[Page and application data records]
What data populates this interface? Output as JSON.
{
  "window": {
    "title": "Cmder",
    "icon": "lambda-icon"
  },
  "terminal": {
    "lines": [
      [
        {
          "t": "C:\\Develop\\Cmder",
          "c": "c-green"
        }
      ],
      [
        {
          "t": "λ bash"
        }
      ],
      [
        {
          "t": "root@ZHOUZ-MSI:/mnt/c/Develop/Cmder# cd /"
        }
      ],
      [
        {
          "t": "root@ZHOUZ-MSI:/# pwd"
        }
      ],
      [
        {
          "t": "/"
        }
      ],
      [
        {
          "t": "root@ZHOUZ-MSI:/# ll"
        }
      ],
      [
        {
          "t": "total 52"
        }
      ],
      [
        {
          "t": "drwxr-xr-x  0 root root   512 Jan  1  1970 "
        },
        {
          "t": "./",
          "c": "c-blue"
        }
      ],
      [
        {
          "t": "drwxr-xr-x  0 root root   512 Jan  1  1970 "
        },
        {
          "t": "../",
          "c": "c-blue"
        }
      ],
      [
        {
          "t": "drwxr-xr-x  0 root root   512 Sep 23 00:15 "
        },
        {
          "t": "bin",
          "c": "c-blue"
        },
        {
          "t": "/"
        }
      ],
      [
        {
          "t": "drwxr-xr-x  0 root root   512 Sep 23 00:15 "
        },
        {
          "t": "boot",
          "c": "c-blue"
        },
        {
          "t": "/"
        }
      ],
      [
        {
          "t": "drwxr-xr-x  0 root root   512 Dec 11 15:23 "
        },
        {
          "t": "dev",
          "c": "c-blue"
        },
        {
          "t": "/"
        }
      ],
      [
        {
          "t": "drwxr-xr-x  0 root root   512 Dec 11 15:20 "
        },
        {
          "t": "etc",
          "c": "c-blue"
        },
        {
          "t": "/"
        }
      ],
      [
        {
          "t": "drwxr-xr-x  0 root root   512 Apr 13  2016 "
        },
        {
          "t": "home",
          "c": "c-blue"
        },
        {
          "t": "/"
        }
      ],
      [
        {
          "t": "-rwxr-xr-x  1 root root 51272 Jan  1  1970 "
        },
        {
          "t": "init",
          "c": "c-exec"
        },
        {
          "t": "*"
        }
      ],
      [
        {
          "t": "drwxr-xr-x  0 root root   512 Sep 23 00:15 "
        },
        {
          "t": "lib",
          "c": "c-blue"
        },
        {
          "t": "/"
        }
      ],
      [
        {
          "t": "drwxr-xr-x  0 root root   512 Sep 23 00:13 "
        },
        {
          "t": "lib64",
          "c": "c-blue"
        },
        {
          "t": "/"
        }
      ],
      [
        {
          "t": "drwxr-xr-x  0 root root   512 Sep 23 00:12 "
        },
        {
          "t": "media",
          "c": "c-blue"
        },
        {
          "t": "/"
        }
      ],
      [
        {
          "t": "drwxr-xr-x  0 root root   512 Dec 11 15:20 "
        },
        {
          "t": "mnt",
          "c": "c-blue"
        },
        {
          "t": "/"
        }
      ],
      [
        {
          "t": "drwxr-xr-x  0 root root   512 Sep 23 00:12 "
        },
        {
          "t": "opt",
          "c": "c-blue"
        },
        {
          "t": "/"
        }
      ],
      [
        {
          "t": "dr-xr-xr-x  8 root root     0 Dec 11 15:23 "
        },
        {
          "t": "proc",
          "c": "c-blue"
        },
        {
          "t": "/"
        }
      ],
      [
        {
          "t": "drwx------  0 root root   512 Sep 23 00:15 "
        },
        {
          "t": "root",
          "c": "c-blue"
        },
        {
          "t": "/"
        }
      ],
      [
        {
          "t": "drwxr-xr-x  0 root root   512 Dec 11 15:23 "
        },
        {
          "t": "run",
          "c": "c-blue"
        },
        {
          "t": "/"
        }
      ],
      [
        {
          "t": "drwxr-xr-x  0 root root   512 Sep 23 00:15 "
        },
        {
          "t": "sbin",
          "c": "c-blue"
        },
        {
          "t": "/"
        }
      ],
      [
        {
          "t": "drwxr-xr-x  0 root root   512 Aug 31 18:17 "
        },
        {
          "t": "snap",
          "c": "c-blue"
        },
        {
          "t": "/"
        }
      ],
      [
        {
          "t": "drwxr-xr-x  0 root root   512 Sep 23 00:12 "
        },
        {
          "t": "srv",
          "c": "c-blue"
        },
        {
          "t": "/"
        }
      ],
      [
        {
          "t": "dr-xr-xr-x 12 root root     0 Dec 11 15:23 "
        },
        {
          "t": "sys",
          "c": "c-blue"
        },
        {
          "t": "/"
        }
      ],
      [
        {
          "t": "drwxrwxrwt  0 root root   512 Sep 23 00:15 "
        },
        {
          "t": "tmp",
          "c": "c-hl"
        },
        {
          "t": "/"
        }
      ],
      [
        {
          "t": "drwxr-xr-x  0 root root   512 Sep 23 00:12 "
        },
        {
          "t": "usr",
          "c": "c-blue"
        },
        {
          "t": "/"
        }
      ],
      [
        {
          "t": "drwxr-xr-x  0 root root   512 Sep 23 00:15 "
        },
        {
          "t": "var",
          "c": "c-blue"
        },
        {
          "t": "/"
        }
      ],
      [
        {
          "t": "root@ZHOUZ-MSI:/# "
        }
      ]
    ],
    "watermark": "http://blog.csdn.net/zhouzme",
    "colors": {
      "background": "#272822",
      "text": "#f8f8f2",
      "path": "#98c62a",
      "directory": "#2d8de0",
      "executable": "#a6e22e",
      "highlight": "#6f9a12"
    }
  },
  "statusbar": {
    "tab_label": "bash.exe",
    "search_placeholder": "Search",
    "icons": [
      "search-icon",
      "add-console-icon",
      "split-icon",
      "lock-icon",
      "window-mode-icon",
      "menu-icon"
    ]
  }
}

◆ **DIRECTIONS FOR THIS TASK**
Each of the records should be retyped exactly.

◆ **YOUR SOLUTION**
What data populates this interface? Output as JSON.
{
  "window": {
    "title": "Cmder",
    "icon": "lambda-icon"
  },
  "terminal": {
    "lines": [
      [
        {
          "t": "C:\\Develop\\Cmder",
          "c": "c-green"
        }
      ],
      [
        {
          "t": "λ bash"
        }
      ],
      [
        {
          "t": "root@ZHOUZ-MSI:/mnt/c/Develop/Cmder# cd /"
        }
      ],
      [
        {
          "t": "root@ZHOUZ-MSI:/# pwd"
        }
      ],
      [
        {
          "t": "/"
        }
      ],
      [
        {
          "t": "root@ZHOUZ-MSI:/# ll"
        }
      ],
      [
        {
          "t": "total 52"
        }
      ],
      [
        {
          "t": "drwxr-xr-x  0 root root   512 Jan  1  1970 "
        },
        {
          "t": "./",
          "c": "c-blue"
        }
      ],
      [
        {
          "t": "drwxr-xr-x  0 root root   512 Jan  1  1970 "
        },
        {
          "t": "../",
          "c": "c-blue"
        }
      ],
      [
        {
          "t": "drwxr-xr-x  0 root root   512 Sep 23 00:15 "
        },
        {
          "t": "bin",
          "c": "c-blue"
        },
        {
          "t": "/"
        }
      ],
      [
        {
          "t": "drwxr-xr-x  0 root root   512 Sep 23 00:15 "
        },
        {
          "t": "boot",
          "c": "c-blue"
        },
        {
          "t": "/"
        }
      ],
      [
        {
          "t": "drwxr-xr-x  0 root root   512 Dec 11 15:23 "
        },
        {
          "t": "dev",
          "c": "c-blue"
        },
        {
          "t": "/"
        }
      ],
      [
        {
          "t": "drwxr-xr-x  0 root root   512 Dec 11 15:20 "
        },
        {
          "t": "etc",
          "c": "c-blue"
        },
        {
          "t": "/"
        }
      ],
      [
        {
          "t": "drwxr-xr-x  0 root root   512 Apr 13  2016 "
        },
        {
          "t": "home",
          "c": "c-blue"
        },
        {
          "t": "/"
        }
      ],
      [
        {
          "t": "-rwxr-xr-x  1 root root 51272 Jan  1  1970 "
        },
        {
          "t": "init",
          "c": "c-exec"
        },
        {
          "t": "*"
        }
      ],
      [
        {
          "t": "drwxr-xr-x  0 root root   512 Sep 23 00:15 "
        },
        {
          "t": "lib",
          "c": "c-blue"
        },
        {
          "t": "/"
        }
      ],
      [
        {
          "t": "drwxr-xr-x  0 root root   512 Sep 23 00:13 "
        },
        {
          "t": "lib64",
          "c": "c-blue"
        },
        {
          "t": "/"
        }
      ],
      [
        {
          "t": "drwxr-xr-x  0 root root   512 Sep 23 00:12 "
        },
        {
          "t": "media",
          "c": "c-blue"
        },
        {
          "t": "/"
        }
      ],
      [
        {
          "t": "drwxr-xr-x  0 root root   512 Dec 11 15:20 "
        },
        {
          "t": "mnt",
          "c": "c-blue"
        },
        {
          "t": "/"
        }
      ],
      [
        {
          "t": "drwxr-xr-x  0 root root   512 Sep 23 00:12 "
        },
        {
          "t": "opt",
          "c": "c-blue"
        },
        {
          "t": "/"
        }
      ],
      [
        {
          "t": "dr-xr-xr-x  8 root root     0 Dec 11 15:23 "
        },
        {
          "t": "proc",
          "c": "c-blue"
        },
        {
          "t": "/"
        }
      ],
      [
        {
          "t": "drwx------  0 root root   512 Sep 23 00:15 "
        },
        {
          "t": "root",
          "c": "c-blue"
        },
        {
          "t": "/"
        }
      ],
      [
        {
          "t": "drwxr-xr-x  0 root root   512 Dec 11 15:23 "
        },
        {
          "t": "run",
          "c": "c-blue"
        },
        {
          "t": "/"
        }
      ],
      [
        {
          "t": "drwxr-xr-x  0 root root   512 Sep 23 00:15 "
        },
        {
          "t": "sbin",
          "c": "c-blue"
        },
        {
          "t": "/"
        }
      ],
      [
        {
          "t": "drwxr-xr-x  0 root root   512 Aug 31 18:17 "
        },
        {
          "t": "snap",
          "c": "c-blue"
        },
        {
          "t": "/"
        }
      ],
      [
        {
          "t": "drwxr-xr-x  0 root root   512 Sep 23 00:12 "
        },
        {
          "t": "srv",
          "c": "c-blue"
        },
        {
          "t": "/"
        }
      ],
      [
        {
          "t": "dr-xr-xr-x 12 root root     0 Dec 11 15:23 "
        },
        {
          "t": "sys",
          "c": "c-blue"
        },
        {
          "t": "/"
        }
      ],
      [
        {
          "t": "drwxrwxrwt  0 root root   512 Sep 23 00:15 "
        },
        {
          "t": "tmp",
          "c": "c-hl"
        },
        {
          "t": "/"
        }
      ],
      [
        {
          "t": "drwxr-xr-x  0 root root   512 Sep 23 00:12 "
        },
        {
          "t": "usr",
          "c": "c-blue"
        },
        {
          "t": "/"
        }
      ],
      [
        {
          "t": "drwxr-xr-x  0 root root   512 Sep 23 00:15 "
        },
        {
          "t": "var",
          "c": "c-blue"
        },
        {
          "t": "/"
        }
      ],
      [
        {
          "t": "root@ZHOUZ-MSI:/# "
        }
      ]
    ],
    "watermark": "http://blog.csdn.net/zhouzme",
    "colors": {
      "background": "#272822",
      "text": "#f8f8f2",
      "path": "#98c62a",
      "directory": "#2d8de0",
      "executable": "#a6e22e",
      "highlight": "#6f9a12"
    }
  },
  "statusbar": {
    "tab_label": "bash.exe",
    "search_placeholder": "Search",
    "icons": [
      "search-icon",
      "add-console-icon",
      "split-icon",
      "lock-icon",
      "window-mode-icon",
      "menu-icon"
    ]
  }
}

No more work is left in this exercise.